Pope Francis in his June 14, 2020, Angelus address spoke of the dual effects of the Eucharist: “the mystical effect and the communal effect”.
He addressed the coronavirus-limited crowd in St. Peter’s Square from his window, reminding the gathered faithful that it was the Solemnity of the Body and Blood of Christ.
“This dual fruit of the Eucharist: first, union with Christ and second, communion between those who are nourished by Him, generates and continually renews the Christian community,” the Holy Father explained. “It is the Church that makes the Eucharist, but it is more fundamental that the Eucharist makes the Church, and allows her to be her mission, even before she accomplishes it.
“This is the mystery of communion, of the Eucharist: to receive Jesus so He might transform us from within and to receive Jesus so that in Him we might be united, not divided.”
Following is the Pope’s full Angelus commentary, provided by the Vatican:
Dear Brothers and Sisters, good day!
Today, in Italy and in other nations, the Solemnity of the Body and Blood of Christ, Corpus Christi, is celebrated. In the second reading of today’s liturgy, Saint Paul describes the Eucharistic celebration (see 1 Cor 10:16-17). He highlights two effects of the shared chalice and the broken bread: the mystical effect and the communal effect.
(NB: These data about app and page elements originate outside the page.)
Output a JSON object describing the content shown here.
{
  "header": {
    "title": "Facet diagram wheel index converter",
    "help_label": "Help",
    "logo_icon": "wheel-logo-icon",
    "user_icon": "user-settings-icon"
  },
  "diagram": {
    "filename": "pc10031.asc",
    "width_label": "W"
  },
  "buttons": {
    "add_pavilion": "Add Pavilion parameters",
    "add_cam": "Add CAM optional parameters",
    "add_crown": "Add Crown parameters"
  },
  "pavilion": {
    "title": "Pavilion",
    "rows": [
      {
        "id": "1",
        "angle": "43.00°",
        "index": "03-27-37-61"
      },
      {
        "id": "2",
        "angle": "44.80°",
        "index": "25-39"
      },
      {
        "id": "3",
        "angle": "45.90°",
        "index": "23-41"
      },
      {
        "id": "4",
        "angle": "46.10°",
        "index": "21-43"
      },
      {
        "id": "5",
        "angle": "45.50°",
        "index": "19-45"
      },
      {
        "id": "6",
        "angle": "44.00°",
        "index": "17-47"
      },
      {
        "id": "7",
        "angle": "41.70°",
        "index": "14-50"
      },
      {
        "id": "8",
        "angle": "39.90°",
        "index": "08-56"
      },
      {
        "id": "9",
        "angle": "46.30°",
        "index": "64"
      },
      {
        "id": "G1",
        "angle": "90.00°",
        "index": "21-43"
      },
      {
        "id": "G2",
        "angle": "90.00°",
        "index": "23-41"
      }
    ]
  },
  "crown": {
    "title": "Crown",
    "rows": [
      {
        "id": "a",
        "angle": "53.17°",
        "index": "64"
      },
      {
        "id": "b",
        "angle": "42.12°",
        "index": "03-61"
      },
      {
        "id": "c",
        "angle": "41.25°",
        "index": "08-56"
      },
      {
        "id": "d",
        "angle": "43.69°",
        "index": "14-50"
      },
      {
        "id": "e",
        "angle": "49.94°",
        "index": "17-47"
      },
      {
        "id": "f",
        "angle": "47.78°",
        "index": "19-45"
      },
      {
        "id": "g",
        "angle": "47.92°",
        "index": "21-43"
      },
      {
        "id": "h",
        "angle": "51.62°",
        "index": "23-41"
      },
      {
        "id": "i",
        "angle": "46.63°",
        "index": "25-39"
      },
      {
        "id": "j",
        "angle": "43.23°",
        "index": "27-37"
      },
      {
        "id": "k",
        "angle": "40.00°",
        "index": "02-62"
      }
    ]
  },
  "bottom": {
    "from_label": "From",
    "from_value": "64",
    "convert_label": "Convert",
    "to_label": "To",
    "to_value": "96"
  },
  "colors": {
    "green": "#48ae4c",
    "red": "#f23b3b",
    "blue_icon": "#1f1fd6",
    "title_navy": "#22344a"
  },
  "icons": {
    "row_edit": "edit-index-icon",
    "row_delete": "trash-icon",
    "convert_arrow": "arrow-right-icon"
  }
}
First, the Apostle states: “The cup of blessing that we bless, is it not a participation in the blood of Christ? The bread that we break, is it not a participation in the body of Christ?” (v. 16). These words express the mystical, or let us say, spiritual effect of the Eucharist: it relates to the union with Christ, who in the bread and the wine offers Himself for the salvation of all. Jesus is present in the sacrament of the Eucharist to be our nourishment, to be assimilated, and to become in us that renewing force that gives once again the energy and the desire to set out again after every pause or after every fall. But this requires our assent, our willingness to let ourselves be transformed – our way of thinking and acting. Otherwise, the Eucharistic celebrations in which we participate are reduced to empty and formal rites. And many times, someone goes to Mass because they have to go as if it is a social event, respectful but social. But the mystery is something else. It is Jesus who is present, who comes to nourish us.
The second effect is the communal one and is expressed by Saint Paul in these words: “Because the loaf of bread is one, we, though many, are one body” (v. 17). It is the mutual communion of those who participate in the Eucharist, to the point of becoming one body together, in the same way, that one loaf is broken and distributed. We are a community, nourished by the body and blood of Christ. Communion with the body of Christ is an effective sign of unity, of communion, of sharing. One cannot participate in the Eucharist without committing oneself to mutual fraternity – that it be sincere. But the Lord knows well that our human strength alone is not enough for this. On the contrary, He knows that there will always be the temptation of rivalry, envy, prejudice, division … among His disciples. We are all aware of all these things. For this reason, too He left us the Sacrament of His real, tangible and permanent Presence, so that, remaining united to Him, we may always receive the gift of fraternal love. “Remain in my love” (Jn 15:9), Jesus said. And it is possible thanks to the Eucharist. Remain in friendship, in love.
This dual fruit of the Eucharist: first, union with Christ and second, communion between those who are nourished by Him, generates and continually renews the Christian community. It is the Church that makes the Eucharist, but it is more fundamental that the Eucharist makes the Church, and allows her to be her mission, even before she accomplishes it. This is the mystery of communion, of the Eucharist: to receive Jesus so He might transform us from within and to receive Jesus so that in Him we might be united, not divided.
May the Blessed Virgin help us to always welcome with wonder and gratitude the great gift that Jesus gave us by leaving us the Sacrament of His Body and His Blood.
Dear Brothers and Sisters,
I am following the dramatic situation in Libya with great apprehension and sorrow. It has been present in my prayer in recent days. Please, I urge international bodies and those who have political and military responsibilities to recommence with conviction and resolve the search for a path towards an end to the violence, leading to peace, stability and unity in the country. I also pray for the thousands of migrants, refugees, asylum seekers, and internally displaced persons in Libya. The health situation has aggravated the already precarious conditions in which they find themselves, making them more vulnerable to forms of exploitation and violence. There is cruelty. I call on the international community to please take their plight to heart, identifying pathways and providing means to provide them with the protection they need, a dignified condition, and a hopeful future. Brothers and sisters, we are all responsible for this. No one can consider him or herself dispensed from this. Let us all pray for Libya in silence.
Today is World Blood Donor Day. It is an opportunity to encourage society to be in solidarity and sensitivity to those in need. I greet the volunteers present and express my appreciation to all those who perform this simple but very important act of helping others: to donate blood.
I greet all of you, members of the faithful from Rome and pilgrims. I wish you, and all those connected via the media, a good Sunday. Please do not forget to pray for me. Have a good lunch, and arrivederci.
© Libreria Editrice Vatican